The NYC study on the incredible shrinking supermarket was disturbing even to someone who gets depressed walking west and looking north at the Holy behemoth about to invade her own neighborhood, which now has almost equal numbers of food shops and drugstores. But it occurred to me that two ailing industries could be healed with one merger. Just turn all the spaces rented by Wachovias, WaMus, Chases, North Forks and First Republics into something useful. Call them food banks.

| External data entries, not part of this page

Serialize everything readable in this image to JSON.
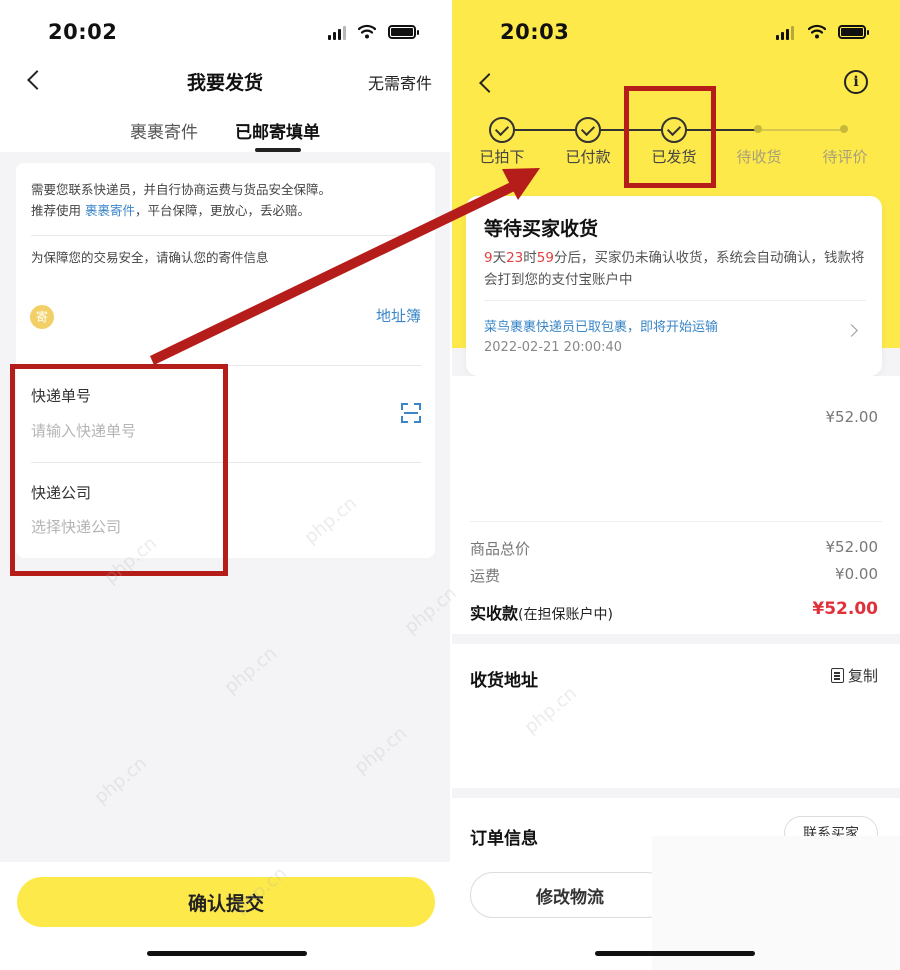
{
  "left": {
    "status_time": "20:02",
    "title": "我要发货",
    "right_action": "无需寄件",
    "tabs": [
      "裹裹寄件",
      "已邮寄填单"
    ],
    "notice_line1": "需要您联系快递员，并自行协商运费与货品安全保障。",
    "notice_line2_prefix": "推荐使用",
    "notice_line2_link": "裹裹寄件",
    "notice_line2_suffix": "，平台保障，更放心，丢必赔。",
    "confirm_tip": "为保障您的交易安全，请确认您的寄件信息",
    "sender_badge": "寄",
    "address_book": "地址簿",
    "tracking_label": "快递单号",
    "tracking_placeholder": "请输入快递单号",
    "company_label": "快递公司",
    "company_placeholder": "选择快递公司",
    "submit": "确认提交"
  },
  "right": {
    "status_time": "20:03",
    "info_icon": "i",
    "steps": [
      {
        "label": "已拍下",
        "done": true
      },
      {
        "label": "已付款",
        "done": true
      },
      {
        "label": "已发货",
        "done": true
      },
      {
        "label": "待收货",
        "done": false
      },
      {
        "label": "待评价",
        "done": false
      }
    ],
    "status_title": "等待买家收货",
    "countdown_days": "9",
    "countdown_days_unit": "天",
    "countdown_hours": "23",
    "countdown_hours_unit": "时",
    "countdown_minutes": "59",
    "countdown_rest": "分后，买家仍未确认收货，系统会自动确认，钱款将会打到您的支付宝账户中",
    "logistics_text": "菜鸟裹裹快递员已取包裹，即将开始运输",
    "logistics_time": "2022-02-21 20:00:40",
    "item_price": "¥52.00",
    "goods_total_label": "商品总价",
    "goods_total_value": "¥52.00",
    "shipping_label": "运费",
    "shipping_value": "¥0.00",
    "received_label": "实收款",
    "received_note": "(在担保账户中)",
    "received_value": "¥52.00",
    "address_title": "收货地址",
    "copy_label": "复制",
    "order_title": "订单信息",
    "contact_buyer": "联系买家",
    "modify_logistics": "修改物流"
  },
  "colors": {
    "brand_yellow": "#fde94a",
    "link_blue": "#3a86c8",
    "price_red": "#e0303a",
    "annotation_red": "#b51d1a"
  },
  "watermark": "php.cn"
}
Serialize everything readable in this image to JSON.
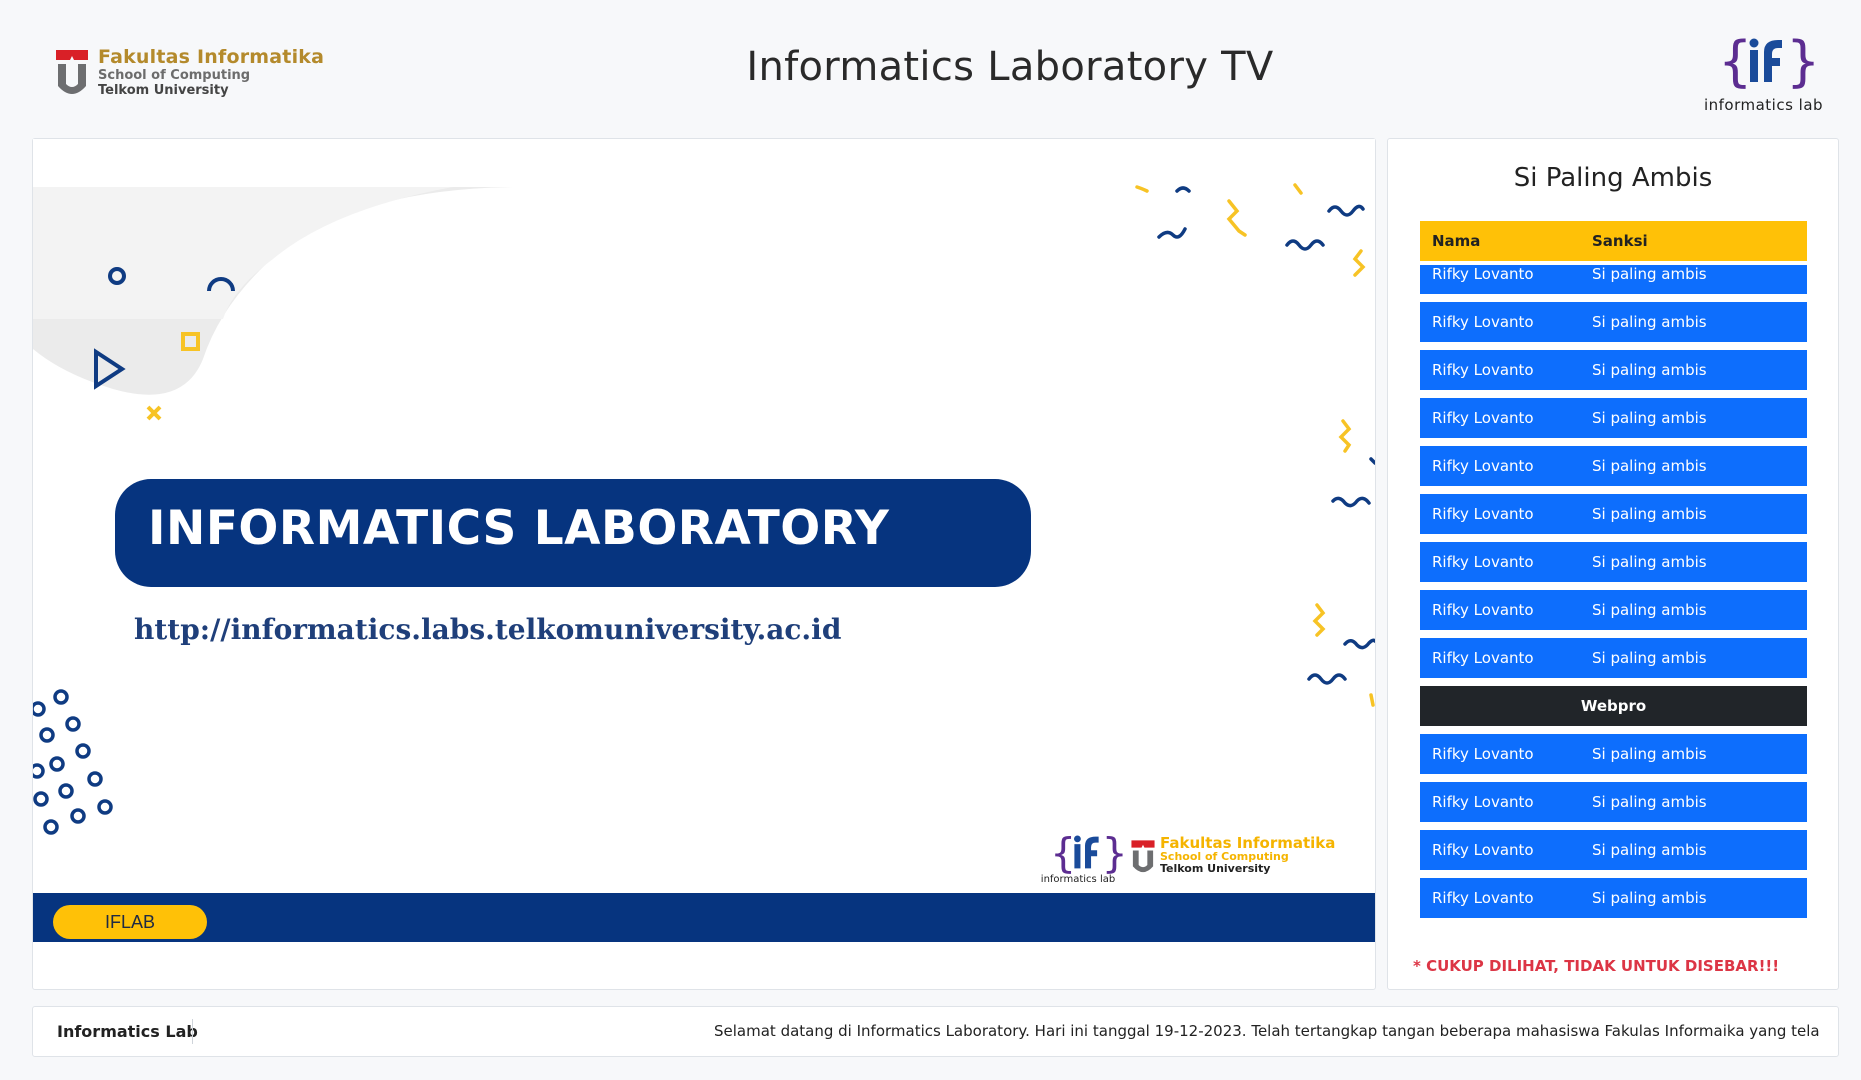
{
  "header": {
    "left_logo": {
      "title": "Fakultas Informatika",
      "line2": "School of Computing",
      "line3": "Telkom University"
    },
    "title": "Informatics Laboratory TV",
    "right_logo": {
      "caption": "informatics lab"
    }
  },
  "slide": {
    "banner": "INFORMATICS LABORATORY",
    "url": "http://informatics.labs.telkomuniversity.ac.id",
    "logos": {
      "if_caption": "informatics lab",
      "fi_title": "Fakultas Informatika",
      "fi_line2": "School of Computing",
      "fi_line3": "Telkom University"
    },
    "pill": "IFLAB"
  },
  "leaderboard": {
    "title": "Si Paling Ambis",
    "columns": [
      "Nama",
      "Sanksi"
    ],
    "rows": [
      {
        "type": "row",
        "nama": "Rifky Lovanto",
        "sanksi": "Si paling ambis"
      },
      {
        "type": "row",
        "nama": "Rifky Lovanto",
        "sanksi": "Si paling ambis"
      },
      {
        "type": "row",
        "nama": "Rifky Lovanto",
        "sanksi": "Si paling ambis"
      },
      {
        "type": "row",
        "nama": "Rifky Lovanto",
        "sanksi": "Si paling ambis"
      },
      {
        "type": "row",
        "nama": "Rifky Lovanto",
        "sanksi": "Si paling ambis"
      },
      {
        "type": "row",
        "nama": "Rifky Lovanto",
        "sanksi": "Si paling ambis"
      },
      {
        "type": "row",
        "nama": "Rifky Lovanto",
        "sanksi": "Si paling ambis"
      },
      {
        "type": "row",
        "nama": "Rifky Lovanto",
        "sanksi": "Si paling ambis"
      },
      {
        "type": "row",
        "nama": "Rifky Lovanto",
        "sanksi": "Si paling ambis"
      },
      {
        "type": "group",
        "label": "Webpro"
      },
      {
        "type": "row",
        "nama": "Rifky Lovanto",
        "sanksi": "Si paling ambis"
      },
      {
        "type": "row",
        "nama": "Rifky Lovanto",
        "sanksi": "Si paling ambis"
      },
      {
        "type": "row",
        "nama": "Rifky Lovanto",
        "sanksi": "Si paling ambis"
      },
      {
        "type": "row",
        "nama": "Rifky Lovanto",
        "sanksi": "Si paling ambis"
      }
    ],
    "warning": "* CUKUP DILIHAT, TIDAK UNTUK DISEBAR!!!"
  },
  "footer": {
    "brand": "Informatics Lab",
    "ticker": "Selamat datang di Informatics Laboratory. Hari ini tanggal 19-12-2023. Telah tertangkap tangan beberapa mahasiswa Fakulas Informaika yang telah melakukan"
  },
  "colors": {
    "navy": "#06347f",
    "yellow": "#ffc107",
    "blue_row": "#0d6efd",
    "group_row": "#212529",
    "warning": "#dc3545",
    "gold_logo": "#b48a2c"
  }
}
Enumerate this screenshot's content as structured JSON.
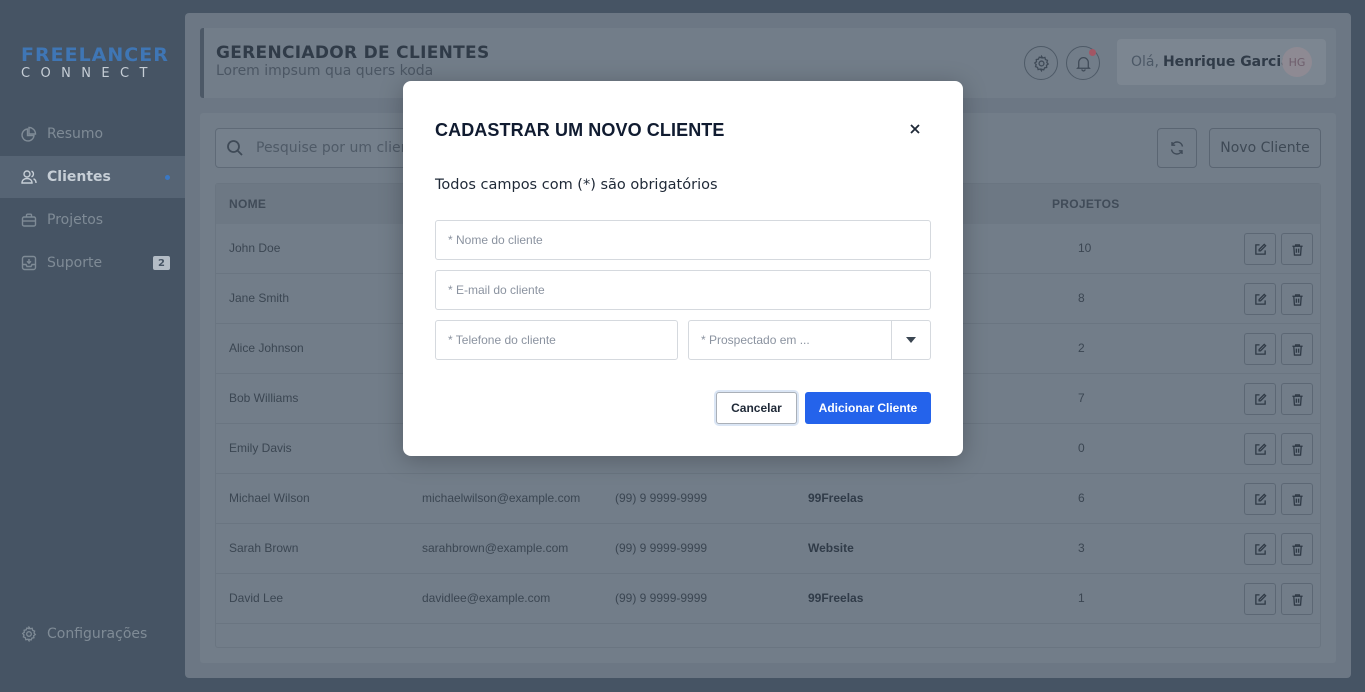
{
  "brand": {
    "line1": "FREELANCER",
    "line2": "CONNECT"
  },
  "sidebar": {
    "items": [
      {
        "label": "Resumo",
        "icon": "pie-chart-icon"
      },
      {
        "label": "Clientes",
        "icon": "users-icon",
        "active": true
      },
      {
        "label": "Projetos",
        "icon": "briefcase-icon"
      },
      {
        "label": "Suporte",
        "icon": "inbox-icon",
        "badge": "2"
      }
    ],
    "settings_label": "Configurações"
  },
  "header": {
    "title": "GERENCIADOR DE CLIENTES",
    "subtitle": "Lorem impsum qua quers koda",
    "greeting": "Olá,",
    "user_name": "Henrique Garcia",
    "avatar_initials": "HG"
  },
  "toolbar": {
    "search_placeholder": "Pesquise por um cliente",
    "new_client_label": "Novo Cliente"
  },
  "table": {
    "headers": {
      "name": "NOME",
      "projects": "PROJETOS"
    },
    "rows": [
      {
        "name": "John Doe",
        "email": "",
        "phone": "",
        "source": "",
        "projects": "10"
      },
      {
        "name": "Jane Smith",
        "email": "",
        "phone": "",
        "source": "",
        "projects": "8"
      },
      {
        "name": "Alice Johnson",
        "email": "",
        "phone": "",
        "source": "",
        "projects": "2"
      },
      {
        "name": "Bob Williams",
        "email": "",
        "phone": "",
        "source": "",
        "projects": "7"
      },
      {
        "name": "Emily Davis",
        "email": "",
        "phone": "",
        "source": "",
        "projects": "0"
      },
      {
        "name": "Michael Wilson",
        "email": "michaelwilson@example.com",
        "phone": "(99) 9 9999-9999",
        "source": "99Freelas",
        "projects": "6"
      },
      {
        "name": "Sarah Brown",
        "email": "sarahbrown@example.com",
        "phone": "(99) 9 9999-9999",
        "source": "Website",
        "projects": "3"
      },
      {
        "name": "David Lee",
        "email": "davidlee@example.com",
        "phone": "(99) 9 9999-9999",
        "source": "99Freelas",
        "projects": "1"
      }
    ]
  },
  "modal": {
    "title": "CADASTRAR UM NOVO CLIENTE",
    "note": "Todos campos com (*) são obrigatórios",
    "name_placeholder": "* Nome do cliente",
    "email_placeholder": "* E-mail do cliente",
    "phone_placeholder": "* Telefone do cliente",
    "prospected_placeholder": "* Prospectado em ...",
    "cancel_label": "Cancelar",
    "submit_label": "Adicionar Cliente"
  },
  "colors": {
    "accent": "#2463eb",
    "brand": "#3f76b5"
  }
}
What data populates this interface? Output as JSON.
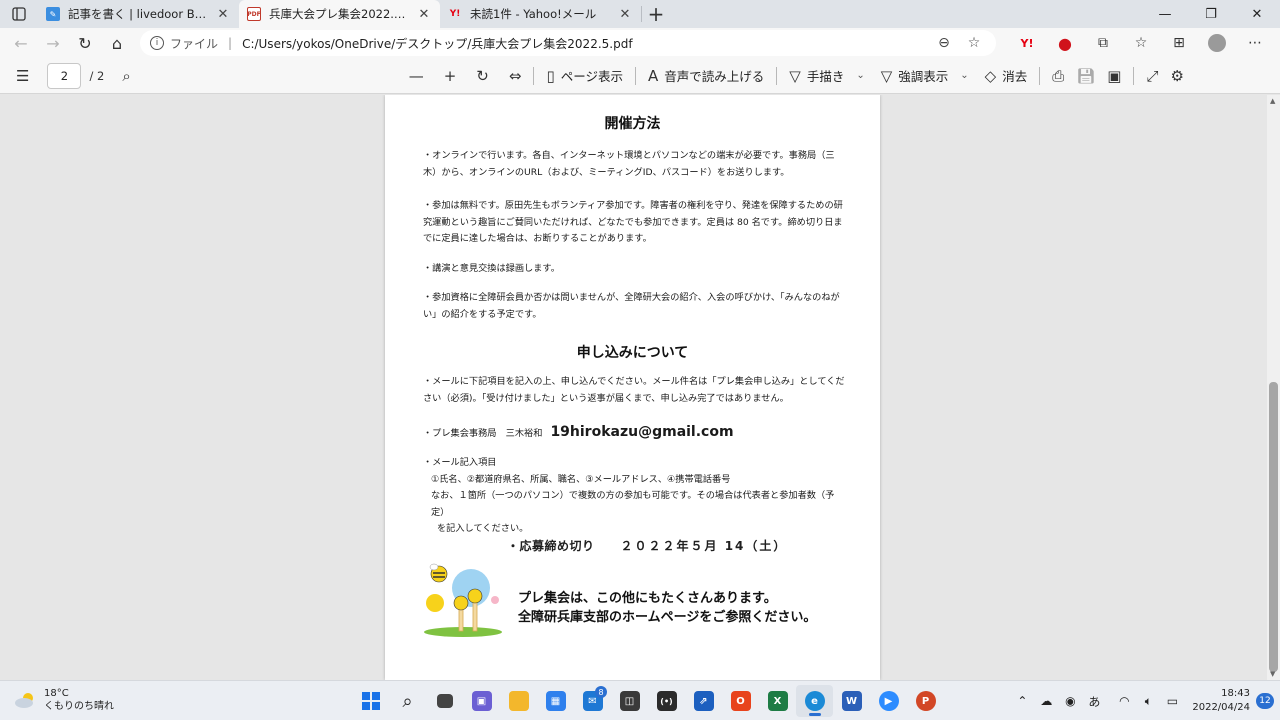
{
  "browser": {
    "tabs": [
      {
        "title": "記事を書く | livedoor Blog",
        "favicon": "livedoor-icon",
        "active": false
      },
      {
        "title": "兵庫大会プレ集会2022.5.pdf",
        "favicon": "pdf-icon",
        "active": true
      },
      {
        "title": "未読1件 - Yahoo!メール",
        "favicon": "yahoo-icon",
        "active": false
      }
    ],
    "address": {
      "scheme_label": "ファイル",
      "url": "C:/Users/yokos/OneDrive/デスクトップ/兵庫大会プレ集会2022.5.pdf"
    }
  },
  "pdf_toolbar": {
    "current_page": "2",
    "total_pages": "/ 2",
    "page_view_label": "ページ表示",
    "read_aloud_label": "音声で読み上げる",
    "draw_label": "手描き",
    "highlight_label": "強調表示",
    "erase_label": "消去"
  },
  "document": {
    "heading_method": "開催方法",
    "method_paragraphs": [
      "・オンラインで行います。各自、インターネット環境とパソコンなどの端末が必要です。事務局（三木）から、オンラインのURL（および、ミーティングID、パスコード）をお送りします。",
      "・参加は無料です。原田先生もボランティア参加です。障害者の権利を守り、発達を保障するための研究運動という趣旨にご賛同いただければ、どなたでも参加できます。定員は 80 名です。締め切り日までに定員に達した場合は、お断りすることがあります。",
      "・講演と意見交換は録画します。",
      "・参加資格に全障研会員か否かは問いませんが、全障研大会の紹介、入会の呼びかけ、「みんなのねがい」の紹介をする予定です。"
    ],
    "heading_apply": "申し込みについて",
    "apply_paragraph": "・メールに下記項目を記入の上、申し込んでください。メール件名は「プレ集会申し込み」としてください（必須)。「受け付けました」という返事が届くまで、申し込み完了ではありません。",
    "office_label": "・プレ集会事務局　三木裕和",
    "office_email": "19hirokazu@gmail.com",
    "mail_items_label": "・メール記入項目",
    "mail_items": "①氏名、②都道府県名、所属、職名、③メールアドレス、④携帯電話番号",
    "mail_note_1": "なお、１箇所（一つのパソコン）で複数の方の参加も可能です。その場合は代表者と参加者数（予定）",
    "mail_note_2": "を記入してください。",
    "deadline_label": "・応募締め切り",
    "deadline_date": "２０２２年５月 14（土）",
    "closing_line_1": "プレ集会は、この他にもたくさんあります。",
    "closing_line_2": "全障研兵庫支部のホームページをご参照ください。"
  },
  "taskbar": {
    "weather_temp": "18°C",
    "weather_desc": "くもりのち晴れ",
    "mail_badge": "8",
    "time": "18:43",
    "date": "2022/04/24",
    "notifications": "12",
    "ime": "あ"
  }
}
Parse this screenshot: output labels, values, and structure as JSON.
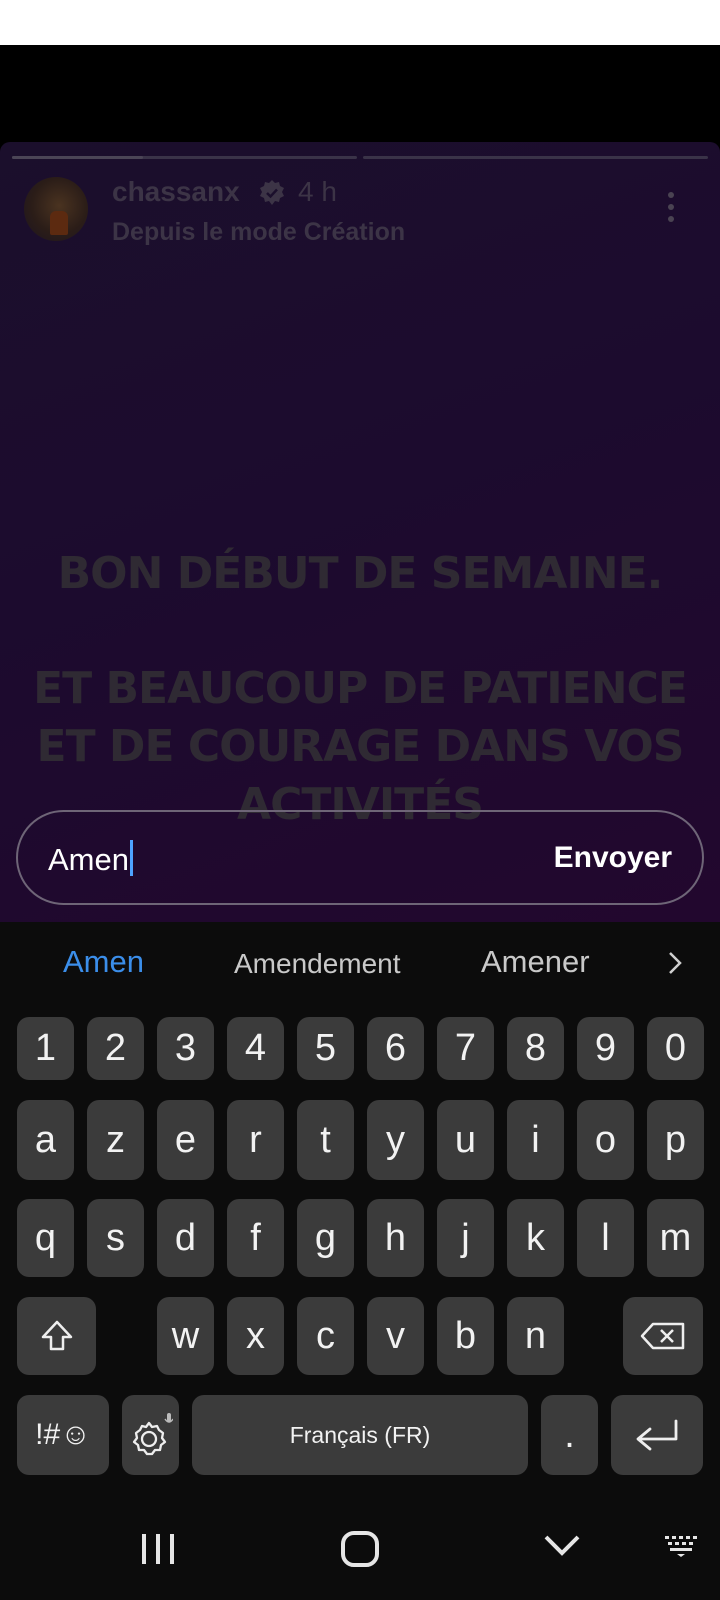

I rarely leave the island except to go to the airport, so heading to Brooklyn for a little story was like packing for Liberia must have been for the Chimp’s handlers. I armed myself with a friend as an escort and tracked my route on Hopstop and even tried to do research on a destination for lunch, only to find we were bound for where the internets don’t go. So after wrapping up my bit of work, we started out for the subway by a slightly different route and had a series of experiences that really brought home how soulless the island has become, even in my neighborhood, where fresh chorizo and crema were once available just blocks away from my kitchen. We stopped first at a butcher shop where three types of Puerto Rican sausage made in-house were laid out tantalizingly on the counter along with fresh sofrito and containers of seasoning blends and a variety of other sausages the store simply carried. The meat in the length-of-the-store case looked gorgeous, and a little stand in the front was selling cooked food. The butchers also could not have been more charming (when were we two last called “girls”?) And then we stumbled upon a tiny narrow shop selling Mexican ingredients, some of which I have never seen fresh, where I bought two champagne-style mangos and a pack of 32 tortillas, all for exactly $3, from the nicest young kid at the counter. We had lunch next door at a place where I was too stupid to take a menu and which does not seem to exist on the Google. And that’s too bad because the waitresses in their crisp white shirts could not have been more gracious and patient, and even with over-ordering we paid $19.50 for guacamole, two huaraches, two rajas-con-queso tamales, a huge chorizo cemita, a fruit drink and a seltzer. We were surrounded by families pushing strollers the size of SUVs and by young people tucking into things that looked even better than what was on our table. And then we made our way back to the train for the short ride to the borough where every block is now a bank, a nail-sploitation salon and a Duane Reade.